The rumours regarding GK104 are legion and big question is how well it will perform. NVIDIA is putting it about that GK104 will give the Radeon HD 7900 cards a serious run for their money for around £100 to £150 less cash. If so, AMD will have no choice but to dump its prices. The implications for anyone buying a GPU today are pretty obvious.
Further out, the influence of the next generation of games consoles enters the mix. There’s more chat about the next Xbox than Playstation at the moment. Xbox Next, as we’ll call it, should appear in 2013 but is probably already influencing game development.
Firm facts about Xbox Next are very hard to come by. At this point an interesting thought experiment comes in handy. The transistor count for the main processor chips in the first Xbox was roughly 50 million. For Xbox 360, it was 500 million. Could Xbox next be 5 billion?
That would be enough to buy you, for instance, the new six-core Intel Sandy Bridge E CPU and a GeForce GTX 580, which are around the 2 billion and 3 billion mark respectively. A better bet might be that Core i5 I told you to buy and AMD’s dashing new Radeon HD 7970, which weigh in around 1 billion and 4 billion a pop.
Tantalising stuff, isn’t it? Except I can’t believe it will happen. Personally, I’m not expecting a 5 billion tranny chip. Heat and power issues probably preclude it. The whole thing needs to fit inside about 200W tops.
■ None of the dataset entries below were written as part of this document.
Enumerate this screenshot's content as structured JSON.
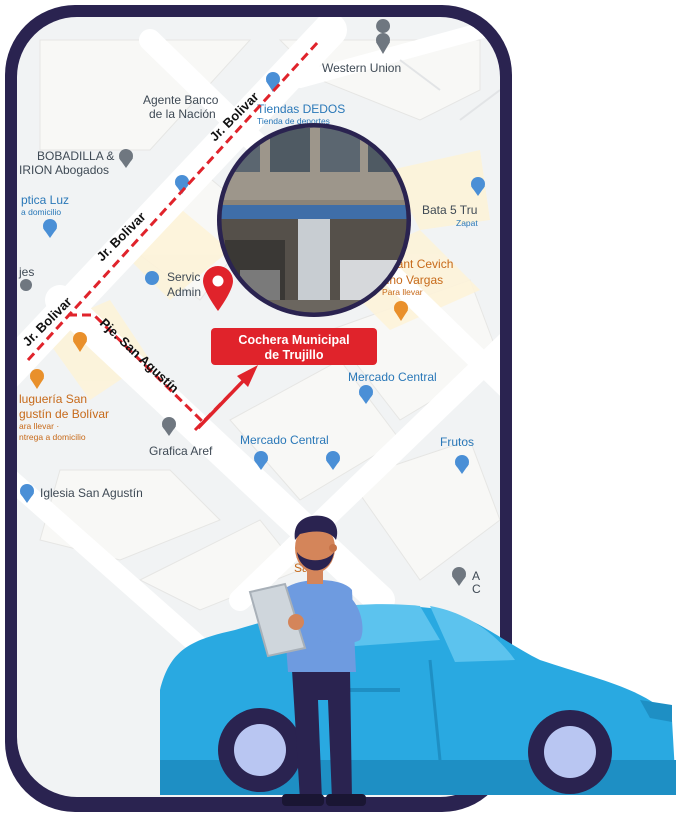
{
  "callout": {
    "line1": "Cochera Municipal",
    "line2": "de Trujillo"
  },
  "streets": {
    "bolivar_1": "Jr. Bolivar",
    "bolivar_2": "Jr. Bolivar",
    "bolivar_3": "Jr. Bolivar",
    "san_agustin": "Pje. San Agustín"
  },
  "pois": {
    "western_union": "Western Union",
    "agente_banco_1": "Agente Banco",
    "agente_banco_2": "de la Nación",
    "tiendas_dedos": "Tiendas DEDOS",
    "tiendas_dedos_sub": "Tienda de deportes",
    "bobadilla_1": "BOBADILLA &",
    "bobadilla_2": "IRION Abogados",
    "botica_1": "ptica Luz",
    "botica_2": "a domicilio",
    "bata": "Bata 5 Tru",
    "bata_sub": "Zapat",
    "servicio_1": "Servic",
    "servicio_2": "Admin",
    "ajes": "jes",
    "restaurant_1": "staurant Cevich",
    "restaurant_2": "nino Vargas",
    "restaurant_sub": "Para llevar",
    "mercado_central_1": "Mercado Central",
    "jugueria_1": "luguería San",
    "jugueria_2": "gustín de Bolívar",
    "jugueria_sub1": "ara llevar ·",
    "jugueria_sub2": "ntrega a domicilio",
    "grafica_aref": "Grafica Aref",
    "mercado_central_2": "Mercado Central",
    "frutos": "Frutos",
    "iglesia": "Iglesia San Agustín",
    "sa_partial": "Sa",
    "a_partial_1": "A",
    "a_partial_2": "C"
  },
  "colors": {
    "frame": "#2a2350",
    "route": "#e0232b",
    "callout_bg": "#e0232b",
    "car": "#29a9e1",
    "map_bg": "#f1f3f4"
  },
  "icons": {
    "pin": "map-pin-icon",
    "photo": "building-photo"
  }
}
Then there is the Red Ring of Death experience with the 360, the success of the fidelity -eschewing Wii, the frankly astonishing performance developers have squeezed out of the ancient 360 (Crysis 2 on the 360 is ridiculous), the quest for better profit margins from day one – all are among the many reasons to expect Microsoft to be more conservative this time.
My bet is something nearer 3 billion transistors, including a host of functions normally found on a PC motherboard, all squeezed into a single SoC. It’s also almost guaranteed it won’t be x86-compatible à la PC. I think the absolute best case scenario Xbox Next will be four Power7 IBM cores and a GPU analogous to the upcoming Radeon HD7700. It may not even be a good as that.
At best, then, if you want equivalents to today’s PC hardware, we’re looking at Radeon HD 6800 series levels of performance or maybe GeForce GTX 560 Ti. It’s another reason not to unload on a £500 video board.